Signs of Romney base malaise.
Once all of Romney's rivals for the Republican nomination dropped out of the race in late April, Romney was still performing relatively weakly
among the group of hardcore voters who vote in primaries that are a foregone conclusion. Romney is the only Republican nominee since 1972 to get less than 60 percent of the vote in a state primary after all other candidates dropped out. In recent weeks, it seemed like the Republican base had more to get excited about: Romney campaigned with extreme Obama-basher Donald Trump and held a surprise press conference in front of Solyndra's headquarters. But there's danger ahead that the base will get bored again, Politico's Jonathan Allen

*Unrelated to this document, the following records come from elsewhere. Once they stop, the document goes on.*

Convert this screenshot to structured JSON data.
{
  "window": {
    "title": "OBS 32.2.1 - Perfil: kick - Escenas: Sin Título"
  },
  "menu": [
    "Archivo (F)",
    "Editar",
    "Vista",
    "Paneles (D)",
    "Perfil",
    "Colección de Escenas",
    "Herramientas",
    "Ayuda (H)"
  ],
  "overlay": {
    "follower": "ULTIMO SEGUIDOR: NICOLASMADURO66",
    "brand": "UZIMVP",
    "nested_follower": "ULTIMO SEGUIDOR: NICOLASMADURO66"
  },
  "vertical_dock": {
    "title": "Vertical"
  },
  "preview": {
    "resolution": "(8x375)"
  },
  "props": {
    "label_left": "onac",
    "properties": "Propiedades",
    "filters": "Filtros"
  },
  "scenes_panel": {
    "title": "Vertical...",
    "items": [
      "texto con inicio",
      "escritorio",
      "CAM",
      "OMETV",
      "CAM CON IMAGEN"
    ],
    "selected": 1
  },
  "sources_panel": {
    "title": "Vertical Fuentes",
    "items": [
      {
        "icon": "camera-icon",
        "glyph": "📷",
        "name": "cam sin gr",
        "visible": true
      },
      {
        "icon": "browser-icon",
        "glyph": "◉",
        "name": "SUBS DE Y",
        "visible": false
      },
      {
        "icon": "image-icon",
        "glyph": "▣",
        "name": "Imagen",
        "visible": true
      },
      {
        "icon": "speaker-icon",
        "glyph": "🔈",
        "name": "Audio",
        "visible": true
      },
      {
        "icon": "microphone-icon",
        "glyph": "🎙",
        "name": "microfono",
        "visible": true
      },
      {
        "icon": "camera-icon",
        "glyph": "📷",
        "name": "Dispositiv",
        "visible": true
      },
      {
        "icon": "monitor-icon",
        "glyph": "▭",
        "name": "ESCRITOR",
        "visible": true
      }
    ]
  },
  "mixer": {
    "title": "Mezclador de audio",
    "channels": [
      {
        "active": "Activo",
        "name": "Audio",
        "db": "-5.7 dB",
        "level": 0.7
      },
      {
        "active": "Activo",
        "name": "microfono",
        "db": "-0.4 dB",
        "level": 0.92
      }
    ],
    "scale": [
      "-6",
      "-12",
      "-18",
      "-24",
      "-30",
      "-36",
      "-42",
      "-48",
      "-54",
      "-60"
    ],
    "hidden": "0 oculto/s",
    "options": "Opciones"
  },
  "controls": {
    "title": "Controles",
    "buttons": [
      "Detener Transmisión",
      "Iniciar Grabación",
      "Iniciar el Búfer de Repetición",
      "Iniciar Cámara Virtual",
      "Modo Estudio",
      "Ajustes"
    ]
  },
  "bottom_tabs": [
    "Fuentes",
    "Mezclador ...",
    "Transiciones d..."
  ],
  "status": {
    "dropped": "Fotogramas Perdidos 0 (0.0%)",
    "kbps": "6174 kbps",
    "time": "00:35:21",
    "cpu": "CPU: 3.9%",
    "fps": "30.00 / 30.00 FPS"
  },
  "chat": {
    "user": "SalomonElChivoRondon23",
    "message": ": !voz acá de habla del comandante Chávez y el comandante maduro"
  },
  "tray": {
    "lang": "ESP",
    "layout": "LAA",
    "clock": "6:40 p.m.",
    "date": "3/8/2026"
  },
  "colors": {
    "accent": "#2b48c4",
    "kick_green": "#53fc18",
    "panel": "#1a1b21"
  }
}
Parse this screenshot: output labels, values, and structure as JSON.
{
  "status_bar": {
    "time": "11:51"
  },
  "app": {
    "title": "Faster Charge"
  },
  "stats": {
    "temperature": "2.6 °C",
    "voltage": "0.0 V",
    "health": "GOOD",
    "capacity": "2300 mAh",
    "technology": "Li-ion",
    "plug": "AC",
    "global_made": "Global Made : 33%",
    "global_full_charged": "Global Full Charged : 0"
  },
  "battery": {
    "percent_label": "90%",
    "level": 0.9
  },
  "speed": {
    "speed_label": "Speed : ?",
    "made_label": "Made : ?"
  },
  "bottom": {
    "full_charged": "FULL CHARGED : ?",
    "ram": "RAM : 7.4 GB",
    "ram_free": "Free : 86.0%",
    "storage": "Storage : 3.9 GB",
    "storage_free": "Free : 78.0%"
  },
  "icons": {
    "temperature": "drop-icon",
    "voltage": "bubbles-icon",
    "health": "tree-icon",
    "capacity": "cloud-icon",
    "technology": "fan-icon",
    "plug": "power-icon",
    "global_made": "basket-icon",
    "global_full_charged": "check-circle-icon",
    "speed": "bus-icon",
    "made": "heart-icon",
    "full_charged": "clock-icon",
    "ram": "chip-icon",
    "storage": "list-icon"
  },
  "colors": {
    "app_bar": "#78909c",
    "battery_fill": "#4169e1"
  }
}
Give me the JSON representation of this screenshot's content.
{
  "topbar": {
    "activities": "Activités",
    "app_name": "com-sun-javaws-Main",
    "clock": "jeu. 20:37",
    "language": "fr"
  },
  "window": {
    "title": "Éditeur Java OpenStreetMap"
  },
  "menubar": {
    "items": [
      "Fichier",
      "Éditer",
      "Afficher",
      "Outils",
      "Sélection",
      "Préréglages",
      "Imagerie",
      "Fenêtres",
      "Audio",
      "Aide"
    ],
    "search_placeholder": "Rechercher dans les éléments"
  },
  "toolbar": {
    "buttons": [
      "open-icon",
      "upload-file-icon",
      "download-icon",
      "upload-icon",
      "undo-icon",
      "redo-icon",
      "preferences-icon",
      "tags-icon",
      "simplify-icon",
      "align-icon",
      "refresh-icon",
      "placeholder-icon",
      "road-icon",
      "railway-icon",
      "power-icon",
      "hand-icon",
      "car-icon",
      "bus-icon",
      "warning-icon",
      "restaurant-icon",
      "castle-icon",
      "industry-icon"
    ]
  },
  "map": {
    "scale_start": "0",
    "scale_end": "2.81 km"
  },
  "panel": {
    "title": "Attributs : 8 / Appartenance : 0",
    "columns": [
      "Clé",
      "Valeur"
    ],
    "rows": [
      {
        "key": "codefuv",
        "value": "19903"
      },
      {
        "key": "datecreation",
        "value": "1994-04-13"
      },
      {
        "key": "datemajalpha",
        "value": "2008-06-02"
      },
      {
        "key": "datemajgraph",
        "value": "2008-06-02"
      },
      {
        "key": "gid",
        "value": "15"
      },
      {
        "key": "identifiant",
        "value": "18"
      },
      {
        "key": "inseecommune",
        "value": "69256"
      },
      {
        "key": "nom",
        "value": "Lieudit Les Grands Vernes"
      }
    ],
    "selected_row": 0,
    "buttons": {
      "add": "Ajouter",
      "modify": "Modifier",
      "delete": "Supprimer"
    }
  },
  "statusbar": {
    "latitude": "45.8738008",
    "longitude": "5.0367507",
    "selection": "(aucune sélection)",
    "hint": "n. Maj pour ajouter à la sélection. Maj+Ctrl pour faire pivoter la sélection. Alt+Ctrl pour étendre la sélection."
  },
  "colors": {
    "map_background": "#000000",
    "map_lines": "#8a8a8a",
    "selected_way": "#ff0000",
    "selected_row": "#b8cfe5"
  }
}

reports. If the Supreme Court overturns Obamacare, which many people think will happen, conservatives lose the biggest thing driving them to the polls. Allen reports:
"Obamacare is the one permanent and potentially irreversible [effect] that Obama will have on the country, and if it is overturned, it makes the election, by default, less important,” a conservative operative intimately involved in the campaign who has reviewed extensive polling and focus group research on the topic told POLITICO earlier this week. “If the court overturns it, 10 million conservative activists suddenly breathe a great sigh of relief, and may not be quite as intensely active."
Signs of Obama base malaise.
Obama is still pushing his jobs act, even though it has no chance of passing, because unions would benefit from all the construction projects in the package, The Weekly Standard's Jay Cost
. That's why he endorsed gay marriage too, Cost says: "He has trouble with his base." If Obama maintains his 43 percent support from independents, he must push turnout to 2008 levels to win. But the Wisconsin recall -- which was over a law that targeted core Obama supporters -- Republicans had the turnout edge. If that turnout trend holds nationally, Cost says, Obama is doomed.
The Associated Press visited Netroots Nation -- a gathering of liberal bloggers -- last week and found many sad liberals too. "
I want to be happy with him," Ohio Democrat Kristine Vaughan told the Associated Press. “But I am finding that he has succumbed to the corporate influence as much as everyone else. I think he has so much potential to break out of that, but overall he has been a disappointment." She is considering writing in a candidate. Mother Jones
' David Corn
writes that Obama campaign manager Jim Messina will try to excite these disillusioned liberals by highlighting all the things Obama's done that conservatives hate. Such as: Obamacare. ("Let everyone know: 'I like Obamacare,'" Messina emailed supporters in March
This article is from the archive of our partner The Wire.